I'd be grateful if you would let me know.

(I think you still have it on your web site?)

Lucy
LOOSE AND LEAFY

Barbee' said...

Philip (California, USA): Thank you for your kind words and for visiting and leaving a comment. Sorry about your Hollyhocks. I think for a cottage garden there is nothing that could quite take their place. I just need to get this problem figured out and take care of it.

Muddy Boot Dreams (British Columbia, Canada): Oh my, well, I am glad you were able to protect it. I was not familiar with Parrotia trees so I had to Google it. Found good information about it and its culture RIGHT HERE. I saw another lovely photo of one in its autumn colors. I see what you mean.

Mr. Mc's Daughter (Illinois, USA): Thank you for your interesting input. Re. the link: You are welcome :)

Kathleen (Colorado, USA): Thank you, Kathleen, and thank you for feeding the bumblebees :)

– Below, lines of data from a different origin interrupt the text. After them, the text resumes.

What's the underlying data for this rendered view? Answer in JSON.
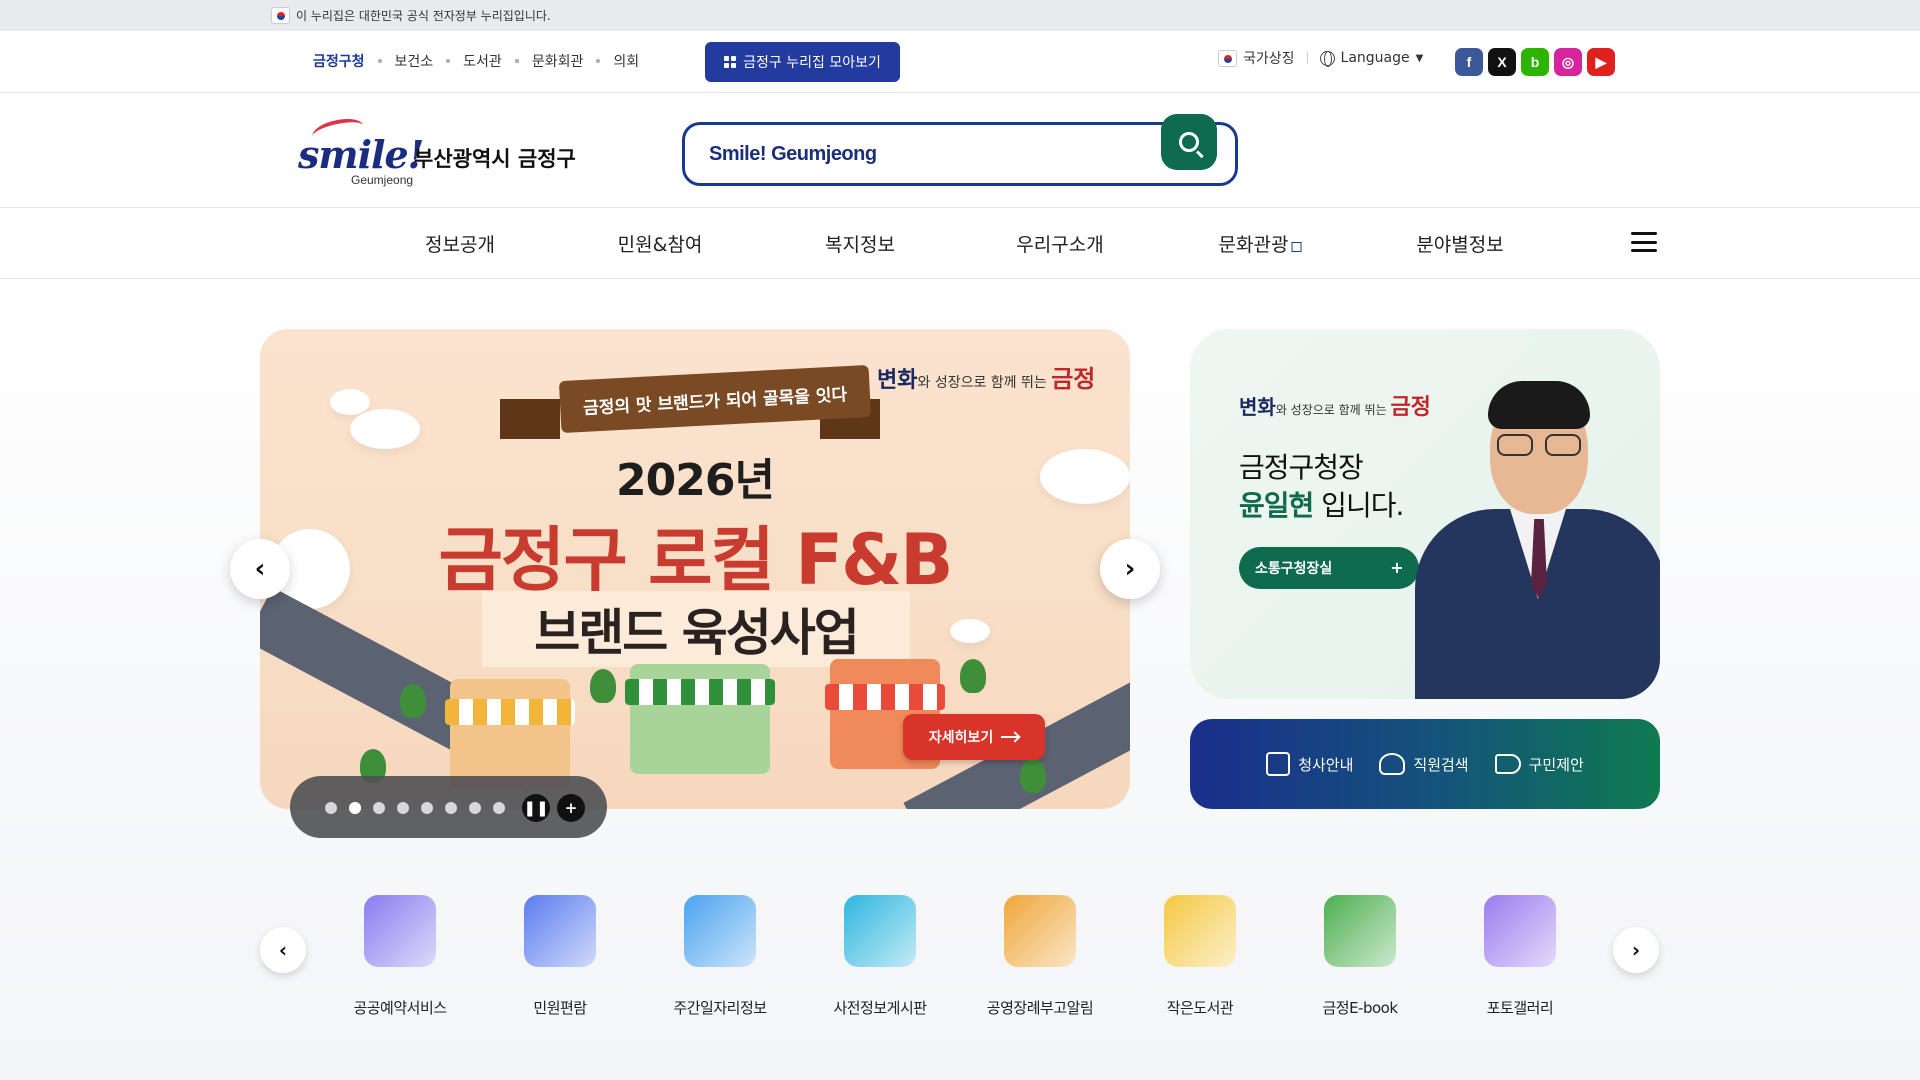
{
  "gov_banner": {
    "text": "이 누리집은 대한민국 공식 전자정부 누리집입니다."
  },
  "utility": {
    "links": [
      "금정구청",
      "보건소",
      "도서관",
      "문화회관",
      "의회"
    ],
    "collect_button": "금정구 누리집 모아보기",
    "national_symbol": "국가상징",
    "language": "Language",
    "social": [
      {
        "icon": "facebook-icon",
        "glyph": "f",
        "color": "#3b5998"
      },
      {
        "icon": "x-icon",
        "glyph": "X",
        "color": "#111111"
      },
      {
        "icon": "band-icon",
        "glyph": "b",
        "color": "#2db400"
      },
      {
        "icon": "instagram-icon",
        "glyph": "◎",
        "color": "#d6249f"
      },
      {
        "icon": "youtube-icon",
        "glyph": "▶",
        "color": "#e0201c"
      }
    ]
  },
  "header": {
    "logo_smile": "smile!",
    "logo_sub": "Geumjeong",
    "city_name": "부산광역시 금정구",
    "search_value": "Smile! Geumjeong"
  },
  "gnb": {
    "items": [
      "정보공개",
      "민원&참여",
      "복지정보",
      "우리구소개",
      "문화관광",
      "분야별정보"
    ]
  },
  "banner": {
    "ribbon": "금정의 맛 브랜드가 되어 골목을 잇다",
    "slogan_a": "변화",
    "slogan_b": "와 성장으로 함께 뛰는 ",
    "slogan_c": "금정",
    "year": "2026년",
    "headline": "금정구 로컬 F&B",
    "subheadline": "브랜드 육성사업",
    "detail_button": "자세히보기",
    "slide_count": 8,
    "active_slide": 2
  },
  "mayor": {
    "slogan_a": "변화",
    "slogan_b": "와 성장으로 함께 뛰는 ",
    "slogan_c": "금정",
    "line1": "금정구청장",
    "name": "윤일현",
    "line2_suffix": " 입니다.",
    "button": "소통구청장실",
    "button_plus": "+"
  },
  "quick_links": [
    "청사안내",
    "직원검색",
    "구민제안"
  ],
  "services": [
    {
      "label": "공공예약서비스",
      "icon": "calendar-icon",
      "color": "#8a7cf0"
    },
    {
      "label": "민원편람",
      "icon": "magnifier-book-icon",
      "color": "#5b7cf0"
    },
    {
      "label": "주간일자리정보",
      "icon": "id-badge-icon",
      "color": "#4aa3f0"
    },
    {
      "label": "사전정보게시판",
      "icon": "monitor-check-icon",
      "color": "#2fb6e0"
    },
    {
      "label": "공영장례부고알림",
      "icon": "bell-icon",
      "color": "#f0a63a"
    },
    {
      "label": "작은도서관",
      "icon": "books-icon",
      "color": "#f5c842"
    },
    {
      "label": "금정E-book",
      "icon": "ebook-icon",
      "color": "#4caf50"
    },
    {
      "label": "포토갤러리",
      "icon": "camera-icon",
      "color": "#9b7cf0"
    }
  ]
}
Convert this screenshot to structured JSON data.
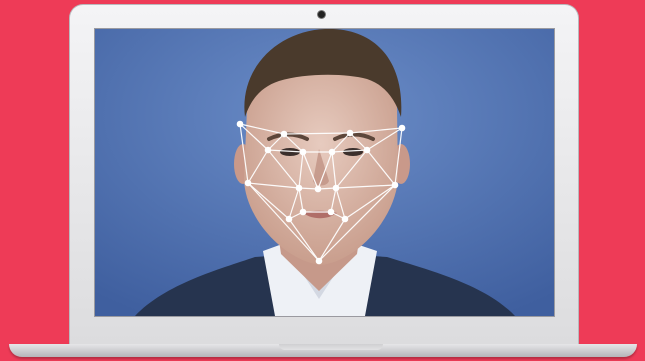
{
  "scene": {
    "background_color": "#ee3b57",
    "screen_background_color": "#5276b4",
    "mesh_color": "#ffffff",
    "screen_content": "face-recognition-mesh-overlay",
    "landmark_count": 22
  }
}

Andrea (Ontario, Canada): OK, Andrea, you are going over my head with this one (don't you wonder where those idioms come from!), did I miss one of your posts about red beetles?? Perhaps about Lily beetles? Or, are you trying to tell me that is what is wrong with the hollyhocks?! You got me with this one, but thanks for the kudos.

Andrea said...

Oh I was just mentioning that because I saw it in my inlaws garden and wasworried. The beetles were BREEDING.

Barbee' said...

Andrea: Whew! That's a relief! I have read that the red lily beetles (red beetles, not red lilies) are prolific breeders and can be caught and killed two at a time because of it. Wonder if that was what you saw.

Andrea said...

Weird!!! That was EXACTLY what I saw. They saw me and what they do is they fall off the leaves before you can grab them and onto their backs because they arn't easy to see with the soil around them. But because they were breeding, I nabbed the two and squished them. I felt back for doing so, especially when they were obviously in the middle of something very important. Im fairly sure if I was having sex, I wouldnt' appreciate being squished right in the middle of it. Of course, I wouldn't fall off a leaf and land on my back. haha OH-KAY, Halting all conversation there. :P

-Andrea

Barbee' said...

OK, Andrea has had it with this conversation, but if anyone else is reading this: the red beetles called lily beetles (or something like that) are attacking people's Asian lilies and perhaps other kinds of lilies. They multiply like fleas. Because they do drop off like that it is good to hold a container of soapy water, or water with oil on the surface, or some such stuff under the leaf and they will fall in. Similar to Japanese beetles' behavior. Better to Google it and read for yourself.

Barbee' said...

Lucy (England): What a great surprise, thank you! Yes, I will work with you and get that done.